### [PROBLEM]
Look through the listing below and report how many lines contain "kind", as a bare number.

### [PROVIDED RECORDS]
..............................
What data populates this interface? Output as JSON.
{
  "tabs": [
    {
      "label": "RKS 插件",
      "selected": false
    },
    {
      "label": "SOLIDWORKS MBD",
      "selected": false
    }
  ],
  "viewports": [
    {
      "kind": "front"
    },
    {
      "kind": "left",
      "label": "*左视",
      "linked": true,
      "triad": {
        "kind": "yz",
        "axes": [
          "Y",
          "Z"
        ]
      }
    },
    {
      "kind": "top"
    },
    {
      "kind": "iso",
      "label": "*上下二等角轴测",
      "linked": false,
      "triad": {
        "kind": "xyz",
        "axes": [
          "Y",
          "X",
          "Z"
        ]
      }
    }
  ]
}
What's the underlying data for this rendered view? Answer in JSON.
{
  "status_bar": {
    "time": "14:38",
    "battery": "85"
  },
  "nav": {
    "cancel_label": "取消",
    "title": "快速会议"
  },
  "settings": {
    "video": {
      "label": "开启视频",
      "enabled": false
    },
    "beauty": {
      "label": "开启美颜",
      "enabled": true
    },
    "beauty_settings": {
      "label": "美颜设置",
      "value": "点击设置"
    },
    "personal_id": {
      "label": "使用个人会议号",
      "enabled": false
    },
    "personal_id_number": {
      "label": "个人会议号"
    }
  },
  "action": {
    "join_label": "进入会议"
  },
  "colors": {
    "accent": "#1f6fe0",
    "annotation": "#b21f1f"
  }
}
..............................
### [WRITTEN RESPONSE]
6